Warplanes from Russia’s lone aircraft carrier and a missile frigate struck targets in Syria on Tuesday, bombing areas southwest of the embattled city of Aleppo, as Syrian government aircraft renewed barrel bomb attacks on the city itself.
The first-ever Russian strikes from the Mediterranean-based carrier Admiral Kuznetsov were described by the Kremlin on Tuesday as targeting extremists in Idlib and Homs provinces.
The Russian Defense Ministry said a navy frigate also launched long-range cruise missiles at targets in northern Idlib — an area about 60 kilometers southeast of Aleppo.
However, the ministry insisted the Russian strikes were limited to Islamic State and other extremist targets, and ministry spokesman Igor Konashenkov rejected media reports alleging that Russian warplanes were involved in strikes on a hospital in Aleppo.
“Aircraft of the Russian Aerospace forces have delivered no airstrikes in Aleppo for the past 28 days,” he said.
In Washington, the State Department blasted Moscow for the new attacks.

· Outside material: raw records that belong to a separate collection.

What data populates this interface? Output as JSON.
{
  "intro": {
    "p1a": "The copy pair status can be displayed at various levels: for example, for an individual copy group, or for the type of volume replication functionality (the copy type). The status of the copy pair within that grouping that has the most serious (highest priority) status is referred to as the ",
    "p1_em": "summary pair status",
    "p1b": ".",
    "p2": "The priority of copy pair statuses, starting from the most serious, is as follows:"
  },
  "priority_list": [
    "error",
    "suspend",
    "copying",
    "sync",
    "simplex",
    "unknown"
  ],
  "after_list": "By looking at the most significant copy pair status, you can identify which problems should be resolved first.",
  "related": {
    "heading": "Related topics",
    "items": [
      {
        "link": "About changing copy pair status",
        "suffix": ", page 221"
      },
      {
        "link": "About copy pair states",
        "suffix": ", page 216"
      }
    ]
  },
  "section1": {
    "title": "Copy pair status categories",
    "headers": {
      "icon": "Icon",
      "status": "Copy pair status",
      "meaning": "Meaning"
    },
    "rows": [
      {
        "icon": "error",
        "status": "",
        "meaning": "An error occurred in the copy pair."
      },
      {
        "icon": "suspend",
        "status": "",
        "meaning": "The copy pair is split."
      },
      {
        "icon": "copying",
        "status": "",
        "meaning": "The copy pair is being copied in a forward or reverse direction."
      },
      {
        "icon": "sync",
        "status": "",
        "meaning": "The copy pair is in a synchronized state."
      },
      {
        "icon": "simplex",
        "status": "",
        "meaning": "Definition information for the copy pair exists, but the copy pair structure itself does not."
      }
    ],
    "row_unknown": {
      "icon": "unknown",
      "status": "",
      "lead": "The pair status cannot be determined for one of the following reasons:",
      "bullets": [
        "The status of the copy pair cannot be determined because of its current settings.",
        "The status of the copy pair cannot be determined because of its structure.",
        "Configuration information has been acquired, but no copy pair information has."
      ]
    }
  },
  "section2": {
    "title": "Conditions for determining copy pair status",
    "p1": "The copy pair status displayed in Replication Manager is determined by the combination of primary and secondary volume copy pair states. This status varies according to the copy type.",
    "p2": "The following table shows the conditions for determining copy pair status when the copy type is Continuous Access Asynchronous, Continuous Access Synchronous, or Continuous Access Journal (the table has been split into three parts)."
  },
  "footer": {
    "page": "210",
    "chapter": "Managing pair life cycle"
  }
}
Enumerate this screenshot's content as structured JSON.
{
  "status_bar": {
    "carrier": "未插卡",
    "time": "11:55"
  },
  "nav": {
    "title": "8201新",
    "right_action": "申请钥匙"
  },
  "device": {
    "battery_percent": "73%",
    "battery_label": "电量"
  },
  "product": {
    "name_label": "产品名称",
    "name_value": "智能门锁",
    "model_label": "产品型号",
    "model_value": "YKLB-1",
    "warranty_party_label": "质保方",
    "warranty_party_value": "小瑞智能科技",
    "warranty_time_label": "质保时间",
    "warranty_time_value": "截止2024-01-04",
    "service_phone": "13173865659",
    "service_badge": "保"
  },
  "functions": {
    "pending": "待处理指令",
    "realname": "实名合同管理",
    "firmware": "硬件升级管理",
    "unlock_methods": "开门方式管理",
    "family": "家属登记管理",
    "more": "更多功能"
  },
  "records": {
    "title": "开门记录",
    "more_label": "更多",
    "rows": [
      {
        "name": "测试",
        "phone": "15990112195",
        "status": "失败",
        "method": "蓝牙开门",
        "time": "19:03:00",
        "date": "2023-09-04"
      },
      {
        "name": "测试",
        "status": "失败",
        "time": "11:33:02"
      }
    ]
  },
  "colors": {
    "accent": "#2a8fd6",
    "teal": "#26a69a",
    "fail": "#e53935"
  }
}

“We strongly condemn the resumption of airstrikes in Syria by the Russians,” spokeswoman Elizabeth Trudeau said. She also accused Russia of blocking shipments of food and other aid to Aleppo during the bombing lull — a move she said led residents to “starve while [Moscow sought] praise from the international community for halting indiscriminate strikes.”
Separately, Syrian news reports said government aircraft bombed “terrorist strongholds” in eastern Aleppo, a territory populated by as many as 300,000 civilians and rebel forces seeking to topple the government of President Bashar al-Assad.
Monitors from the Syrian Observatory for Human Rights said the strikes were the first to hit eastern Aleppo since October 18.
The renewed violence in Aleppo comes a day after U.S. President-elect Donald Trump spoke by telephone with Russian President Vladimir Putin — the Syrian government’s strongest ally in the five-and-a-half-year civil war.
Putin said Monday that he and Trump agreed to “combine efforts to tackle international terrorism.” However, it remains unclear whether the two governments can agree on a formula for easing the conflict, which the United Nations says has claimed more than 400,000 lives since 2011.
Moscow and Damascus categorize all rebels seeking to oust the Assad government as terrorists, a definition both governments use to justify the deadly and apparently indiscriminate bombings in eastern Aleppo.
Western governments and the United Nations have framed the Aleppo onslaught as a vast humanitarian crisis, with diplomats and human rights organizations arguing that both Damascus and Moscow could face future war crimes inquiries for their roles in the destruction of eastern Aleppo.